Start of Available data
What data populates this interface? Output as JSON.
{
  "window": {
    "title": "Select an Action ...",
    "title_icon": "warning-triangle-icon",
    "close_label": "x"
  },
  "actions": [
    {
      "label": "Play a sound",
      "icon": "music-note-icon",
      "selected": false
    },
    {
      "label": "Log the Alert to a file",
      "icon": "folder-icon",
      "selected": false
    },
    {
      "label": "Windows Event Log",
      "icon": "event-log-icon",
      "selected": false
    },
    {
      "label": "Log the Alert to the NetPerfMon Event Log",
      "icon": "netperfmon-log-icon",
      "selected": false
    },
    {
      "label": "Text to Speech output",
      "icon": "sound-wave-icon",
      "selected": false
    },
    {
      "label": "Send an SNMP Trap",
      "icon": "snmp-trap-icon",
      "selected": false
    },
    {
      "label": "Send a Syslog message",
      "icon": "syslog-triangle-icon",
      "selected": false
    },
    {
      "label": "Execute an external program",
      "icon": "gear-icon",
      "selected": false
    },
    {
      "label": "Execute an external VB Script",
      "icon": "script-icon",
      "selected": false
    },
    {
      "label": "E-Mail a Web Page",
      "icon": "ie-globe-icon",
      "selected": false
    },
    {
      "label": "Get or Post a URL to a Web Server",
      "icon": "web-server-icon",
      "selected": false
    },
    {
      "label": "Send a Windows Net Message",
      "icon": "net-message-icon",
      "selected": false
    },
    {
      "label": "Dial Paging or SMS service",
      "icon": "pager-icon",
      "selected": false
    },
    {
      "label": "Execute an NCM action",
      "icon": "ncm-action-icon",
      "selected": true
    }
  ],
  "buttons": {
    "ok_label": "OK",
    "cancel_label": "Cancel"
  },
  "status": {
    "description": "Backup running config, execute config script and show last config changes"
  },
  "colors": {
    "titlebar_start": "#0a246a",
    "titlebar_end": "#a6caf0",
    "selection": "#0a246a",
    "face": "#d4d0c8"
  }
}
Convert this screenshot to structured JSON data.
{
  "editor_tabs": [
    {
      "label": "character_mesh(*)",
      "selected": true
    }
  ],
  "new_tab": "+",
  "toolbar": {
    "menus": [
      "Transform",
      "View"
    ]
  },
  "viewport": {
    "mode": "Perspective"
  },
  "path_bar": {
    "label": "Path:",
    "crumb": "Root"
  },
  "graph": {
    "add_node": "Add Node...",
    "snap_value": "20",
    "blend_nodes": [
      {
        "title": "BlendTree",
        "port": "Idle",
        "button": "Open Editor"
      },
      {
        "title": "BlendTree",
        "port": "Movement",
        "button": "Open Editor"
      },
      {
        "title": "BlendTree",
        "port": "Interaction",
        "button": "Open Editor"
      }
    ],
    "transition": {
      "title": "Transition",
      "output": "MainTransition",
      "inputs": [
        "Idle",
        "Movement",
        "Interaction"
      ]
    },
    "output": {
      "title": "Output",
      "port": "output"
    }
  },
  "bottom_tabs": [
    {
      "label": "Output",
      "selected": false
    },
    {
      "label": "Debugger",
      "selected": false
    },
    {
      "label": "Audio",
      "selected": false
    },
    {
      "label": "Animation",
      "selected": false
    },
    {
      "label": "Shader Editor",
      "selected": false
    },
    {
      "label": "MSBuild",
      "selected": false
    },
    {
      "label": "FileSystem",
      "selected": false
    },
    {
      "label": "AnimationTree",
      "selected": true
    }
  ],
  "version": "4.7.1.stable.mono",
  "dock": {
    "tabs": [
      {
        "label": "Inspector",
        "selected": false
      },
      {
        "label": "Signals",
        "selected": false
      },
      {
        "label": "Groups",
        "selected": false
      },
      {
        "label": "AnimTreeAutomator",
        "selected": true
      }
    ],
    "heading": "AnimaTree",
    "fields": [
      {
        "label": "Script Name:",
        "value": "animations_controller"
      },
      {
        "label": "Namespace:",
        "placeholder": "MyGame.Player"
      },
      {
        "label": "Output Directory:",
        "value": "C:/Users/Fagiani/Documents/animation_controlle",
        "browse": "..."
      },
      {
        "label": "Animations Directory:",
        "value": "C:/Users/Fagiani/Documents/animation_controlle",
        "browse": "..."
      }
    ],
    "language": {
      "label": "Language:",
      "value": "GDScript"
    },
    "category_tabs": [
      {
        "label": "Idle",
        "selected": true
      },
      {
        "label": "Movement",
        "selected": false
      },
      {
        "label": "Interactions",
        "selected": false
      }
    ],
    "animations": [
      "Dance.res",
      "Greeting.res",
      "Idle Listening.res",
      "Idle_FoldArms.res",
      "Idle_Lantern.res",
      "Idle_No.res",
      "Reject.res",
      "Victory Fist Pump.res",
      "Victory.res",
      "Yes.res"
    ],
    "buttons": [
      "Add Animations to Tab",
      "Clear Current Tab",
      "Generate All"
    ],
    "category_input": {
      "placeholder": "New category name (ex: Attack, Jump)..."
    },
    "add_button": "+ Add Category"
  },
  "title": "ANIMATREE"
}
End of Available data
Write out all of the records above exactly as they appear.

Task result ->
What data populates this interface? Output as JSON.
{
  "window": {
    "title": "Select an Action ...",
    "title_icon": "warning-triangle-icon",
    "close_label": "x"
  },
  "actions": [
    {
      "label": "Play a sound",
      "icon": "music-note-icon",
      "selected": false
    },
    {
      "label": "Log the Alert to a file",
      "icon": "folder-icon",
      "selected": false
    },
    {
      "label": "Windows Event Log",
      "icon": "event-log-icon",
      "selected": false
    },
    {
      "label": "Log the Alert to the NetPerfMon Event Log",
      "icon": "netperfmon-log-icon",
      "selected": false
    },
    {
      "label": "Text to Speech output",
      "icon": "sound-wave-icon",
      "selected": false
    },
    {
      "label": "Send an SNMP Trap",
      "icon": "snmp-trap-icon",
      "selected": false
    },
    {
      "label": "Send a Syslog message",
      "icon": "syslog-triangle-icon",
      "selected": false
    },
    {
      "label": "Execute an external program",
      "icon": "gear-icon",
      "selected": false
    },
    {
      "label": "Execute an external VB Script",
      "icon": "script-icon",
      "selected": false
    },
    {
      "label": "E-Mail a Web Page",
      "icon": "ie-globe-icon",
      "selected": false
    },
    {
      "label": "Get or Post a URL to a Web Server",
      "icon": "web-server-icon",
      "selected": false
    },
    {
      "label": "Send a Windows Net Message",
      "icon": "net-message-icon",
      "selected": false
    },
    {
      "label": "Dial Paging or SMS service",
      "icon": "pager-icon",
      "selected": false
    },
    {
      "label": "Execute an NCM action",
      "icon": "ncm-action-icon",
      "selected": true
    }
  ],
  "buttons": {
    "ok_label": "OK",
    "cancel_label": "Cancel"
  },
  "status": {
    "description": "Backup running config, execute config script and show last config changes"
  },
  "colors": {
    "titlebar_start": "#0a246a",
    "titlebar_end": "#a6caf0",
    "selection": "#0a246a",
    "face": "#d4d0c8"
  }
}
Convert this screenshot to structured JSON data.
{
  "editor_tabs": [
    {
      "label": "character_mesh(*)",
      "selected": true
    }
  ],
  "new_tab": "+",
  "toolbar": {
    "menus": [
      "Transform",
      "View"
    ]
  },
  "viewport": {
    "mode": "Perspective"
  },
  "path_bar": {
    "label": "Path:",
    "crumb": "Root"
  },
  "graph": {
    "add_node": "Add Node...",
    "snap_value": "20",
    "blend_nodes": [
      {
        "title": "BlendTree",
        "port": "Idle",
        "button": "Open Editor"
      },
      {
        "title": "BlendTree",
        "port": "Movement",
        "button": "Open Editor"
      },
      {
        "title": "BlendTree",
        "port": "Interaction",
        "button": "Open Editor"
      }
    ],
    "transition": {
      "title": "Transition",
      "output": "MainTransition",
      "inputs": [
        "Idle",
        "Movement",
        "Interaction"
      ]
    },
    "output": {
      "title": "Output",
      "port": "output"
    }
  },
  "bottom_tabs": [
    {
      "label": "Output",
      "selected": false
    },
    {
      "label": "Debugger",
      "selected": false
    },
    {
      "label": "Audio",
      "selected": false
    },
    {
      "label": "Animation",
      "selected": false
    },
    {
      "label": "Shader Editor",
      "selected": false
    },
    {
      "label": "MSBuild",
      "selected": false
    },
    {
      "label": "FileSystem",
      "selected": false
    },
    {
      "label": "AnimationTree",
      "selected": true
    }
  ],
  "version": "4.7.1.stable.mono",
  "dock": {
    "tabs": [
      {
        "label": "Inspector",
        "selected": false
      },
      {
        "label": "Signals",
        "selected": false
      },
      {
        "label": "Groups",
        "selected": false
      },
      {
        "label": "AnimTreeAutomator",
        "selected": true
      }
    ],
    "heading": "AnimaTree",
    "fields": [
      {
        "label": "Script Name:",
        "value": "animations_controller"
      },
      {
        "label": "Namespace:",
        "placeholder": "MyGame.Player"
      },
      {
        "label": "Output Directory:",
        "value": "C:/Users/Fagiani/Documents/animation_controlle",
        "browse": "..."
      },
      {
        "label": "Animations Directory:",
        "value": "C:/Users/Fagiani/Documents/animation_controlle",
        "browse": "..."
      }
    ],
    "language": {
      "label": "Language:",
      "value": "GDScript"
    },
    "category_tabs": [
      {
        "label": "Idle",
        "selected": true
      },
      {
        "label": "Movement",
        "selected": false
      },
      {
        "label": "Interactions",
        "selected": false
      }
    ],
    "animations": [
      "Dance.res",
      "Greeting.res",
      "Idle Listening.res",
      "Idle_FoldArms.res",
      "Idle_Lantern.res",
      "Idle_No.res",
      "Reject.res",
      "Victory Fist Pump.res",
      "Victory.res",
      "Yes.res"
    ],
    "buttons": [
      "Add Animations to Tab",
      "Clear Current Tab",
      "Generate All"
    ],
    "category_input": {
      "placeholder": "New category name (ex: Attack, Jump)..."
    },
    "add_button": "+ Add Category"
  },
  "title": "ANIMATREE"
}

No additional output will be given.